Behind-the-Scenes at Open Works: We explore the new state-of-the-art makerspace in Greenmount West.
By Gabriella Souza
Photography by Meredith Herzing
Posted on September 20, 2016, 3:00 pm at Baltimore Magazine dot com.
As you look across Greenmount Avenue from Greenmount Cemetery’s castle-like entrance, it isn’t hard to miss the modern, minimalist structure so different in style from its storied neighbor.
This is Open Works, the $11.5 million makerspace that aims to give the community access to tools and equipment to make projects come alive and the training and classes to help envision them.
The 34,000-square-foot center, with state-of-the-art equipment including fully outfitted wood and metal shops, a Mac computer lab, and 3D printers, is open to everyone. Makers can buy day passes, become members at one of three levels that range from $70 to $125 a month, or rent one of the micro-studios that come with locker space, a work bench, and free Wi-Fi. Open Works also offers a variety of classes and family activities.
Open Works will officially open with a Grand Opening Festival on Saturday, featuring group tours, vendors, and live music. Developed by the Baltimore Arts Realty Corporation, it is the sixth-largest makerspace in the country.

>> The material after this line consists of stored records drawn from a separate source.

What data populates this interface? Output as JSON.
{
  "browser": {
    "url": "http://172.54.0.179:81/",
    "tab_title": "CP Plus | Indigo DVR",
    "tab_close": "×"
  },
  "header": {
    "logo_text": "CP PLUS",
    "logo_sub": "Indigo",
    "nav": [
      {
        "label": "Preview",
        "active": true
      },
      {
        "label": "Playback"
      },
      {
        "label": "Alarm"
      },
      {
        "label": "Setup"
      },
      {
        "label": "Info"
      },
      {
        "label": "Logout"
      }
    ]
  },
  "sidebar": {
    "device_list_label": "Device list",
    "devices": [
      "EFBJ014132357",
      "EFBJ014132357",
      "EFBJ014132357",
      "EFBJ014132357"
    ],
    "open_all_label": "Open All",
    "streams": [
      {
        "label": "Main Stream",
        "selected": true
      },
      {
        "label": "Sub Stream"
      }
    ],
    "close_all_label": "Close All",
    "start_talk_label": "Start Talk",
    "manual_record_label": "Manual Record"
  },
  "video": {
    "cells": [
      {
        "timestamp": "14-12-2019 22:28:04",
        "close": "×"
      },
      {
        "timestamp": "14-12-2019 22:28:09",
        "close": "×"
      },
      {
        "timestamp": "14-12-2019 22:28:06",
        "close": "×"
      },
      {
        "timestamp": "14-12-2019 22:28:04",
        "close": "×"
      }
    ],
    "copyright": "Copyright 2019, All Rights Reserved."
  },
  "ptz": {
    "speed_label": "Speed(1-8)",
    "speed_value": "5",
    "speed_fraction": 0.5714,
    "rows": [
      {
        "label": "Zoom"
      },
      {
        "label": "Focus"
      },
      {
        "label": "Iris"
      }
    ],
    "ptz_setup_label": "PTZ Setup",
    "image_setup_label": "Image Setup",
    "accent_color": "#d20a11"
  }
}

C. Harvey’s work space is a van, painted in Open Works’ trademark orange. She knows she’ll be traveling around Baltimore, visiting schools and after school programs with Open Works Mobile, the area’s only mobile maker space that’s outfitted with all manner of tools, a small version of a CNC machine, and a 3D printer. But as for her curriculum, that has yet to be determined. “My plans will be based on what the kids themselves want to learn,” says Harvey, whose title is mobile coordinator. “I plan to spend the fall and the beginning of 2017 figuring that out.”
In a bright corner of the building, purple figure forms wait for creative hands to form garments on them. Cohen is dreaming that this sewing lab will hold upholstery and crafting workshops. Open Works plans to partner with other creative organizations to expand class offerings, including a family activity day each Saturday this fall.
Safety is a must at Open Works, and understandably so. Along with providing safety equipment, like these welding helmets, and eye-washing stations, Open Works requires members to take safety classes, particularly for those using the shop equipment.
Cohen, and the rest of Open Works’ staff, envisions Open Works also as a community gathering space. Eventually, a coffee shop will inhabit one corner, with beans from Red Emma’s Thread Coffee roasted in-house, and the lobby is open for the community to work in. “We want everyone to use this space,” Cohen says.
Magic happens in a lab that holds two rows of 3D printers. On this day, their products were plastic scissors to be used at Open Works’s ribbon cutting. The printers work in a buzzing, almost bee-like manner, spitting out lines of melted plastic filament into the outline of scissors, then filling in around those lines over and over again until the shapes form.
Open Works is still a work in progress. On this main area of the building’s lower level, which is flanked by the wood and digital fabrication shops, sheets of plywood wait to be transformed into tables and chairs (the staff has constructed a large portion of the space’s furniture). In the future, education manager Laura Cohen envisions that more micro-studios will occupy this space and that members will join forces in projects. “The walls of the micro-studios are kept low for a reason,” she says. “We want people to collaborate.”
Read the original story at Baltimore Magazine’s website.